Active Listening – encouraging the speaker and searching for meaning
Creative Conflict – confronting others in ways that produce growth
Mediation – facilitating interaction to help people in conflict hear each other
Negotiation – problem solving that meets some key interests of all involved
Political Imagination – reimaging our futures according to our values
Public Dialogue – public talk on matters that concern us all
Public Judgment – public decision making that allows citizens to make choices they are willing to help implement
Celebration and Appreciation – expressing joy and appreciation for what we learn as well as what we achieve
Evaluation and Reflection – assessing and incorporating the lessons we learn through action
Mentoring – supportively guiding others in learning these arts of public life
A BBC Docmentary from the 1980s about the origins and growth of the Basque cooperative corporation, including a short history of the Rochdale cooperatives that inspired the Don José María Arizmendiarrieta
"Why abolish human rentals? Can the problems with the human rental contract (employment contract) be fixed simply by legislating and enforcing better treatment and compensation for workers? By analogy was there anything wrong with slavery that couldn’t be fixed by legally requiring the benevolent treatment of slaves combined with effective enforcement of those laws? Or was there something else wrong which required the abolition of slavery under any conditions? "The ownership or rental of humans both seek to violate the same inalienable rights, namely a person’s of decision making authority and responsibility for their actions. The issue at stake is the legal non-personhood of the slave or employee. While the specific treatment of people matters, we must also ask whether the structure of working relationships is internally consistent with people providing labor.

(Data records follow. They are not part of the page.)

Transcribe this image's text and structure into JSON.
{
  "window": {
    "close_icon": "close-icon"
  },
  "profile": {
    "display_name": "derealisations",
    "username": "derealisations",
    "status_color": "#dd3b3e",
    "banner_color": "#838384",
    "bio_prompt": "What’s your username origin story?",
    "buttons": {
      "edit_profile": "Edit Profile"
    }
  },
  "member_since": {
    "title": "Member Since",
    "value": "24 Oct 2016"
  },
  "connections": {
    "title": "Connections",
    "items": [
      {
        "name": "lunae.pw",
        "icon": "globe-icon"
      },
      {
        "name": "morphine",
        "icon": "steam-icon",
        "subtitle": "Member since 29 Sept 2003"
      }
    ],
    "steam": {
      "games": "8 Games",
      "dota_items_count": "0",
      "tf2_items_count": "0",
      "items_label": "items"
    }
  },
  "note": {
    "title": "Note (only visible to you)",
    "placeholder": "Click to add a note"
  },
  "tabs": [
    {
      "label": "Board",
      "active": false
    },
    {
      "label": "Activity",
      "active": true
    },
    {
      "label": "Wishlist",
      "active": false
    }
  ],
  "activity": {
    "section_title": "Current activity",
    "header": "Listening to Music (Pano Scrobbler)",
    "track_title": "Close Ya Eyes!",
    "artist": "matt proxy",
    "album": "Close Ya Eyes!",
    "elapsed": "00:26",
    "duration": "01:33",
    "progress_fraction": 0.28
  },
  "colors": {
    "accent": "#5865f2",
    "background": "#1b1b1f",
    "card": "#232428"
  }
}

In the case of both human ownership and human rentals they are not."
"Over the last several years, Mandela MarketPlace formed strong partnerships with community members, agencies and organizations to forge a strategy for addressing root causes of poverty through entrepreneurship. Mandela Foods Cooperative formed from this partnership. Mandela Foods is a worker- and community-owned retail grocery store and nutrition education center in West Oakland that addresses economic empowerment and community health. It offers fresh, affordable produce from local family farms, food preparation classes and healthy prepared foods, as well as profit sharing with the community through community-investment accounts. "
Minimum 1 year commitment (looking for long term members interested in ownership)
Interest in participating fully in a worker-owned cooperative
Ability to attend Collective Meetings on Monday afternoons
Ability to lift 50 pounds and stand for 8+ hours
Baking and/or food production experience
Excellent communication skills
Delivery Driver candidates must be 21+ years old, have a valid CA state driver’s license, and a clean driving record (driving is not required for all candidates)
Baking and/or customer service experience
Collective experience or familiarity with consensus process
Please state your preferred shifts in your cover letter. All workers train on the store shift and then learn new shifts. Priority is given to candidates able to work over-nights and weekends.
store: 6:30 am-2 pm, 1 pm-8:30 pm
prep: 9 am-5 pm, 2 pm-10pm
bake: 7 pm-3 am, 3 am-11am
office: 9-5ish twice a week
delivery: midnight to 7 am
We are looking to hire someone who is responsible, self-motivated, good at communicating, and fun to work with. Compensation is based on a shift-pay system with hourly wages. No health benefits currently offered, but we are working on it!If you are interested in joining the Nabolom community and feel you fit this description, please bring a resume and cover letter by the bakery as soon as possible.
The Friends of Old Puppy band plays at the Nabolom Bakery.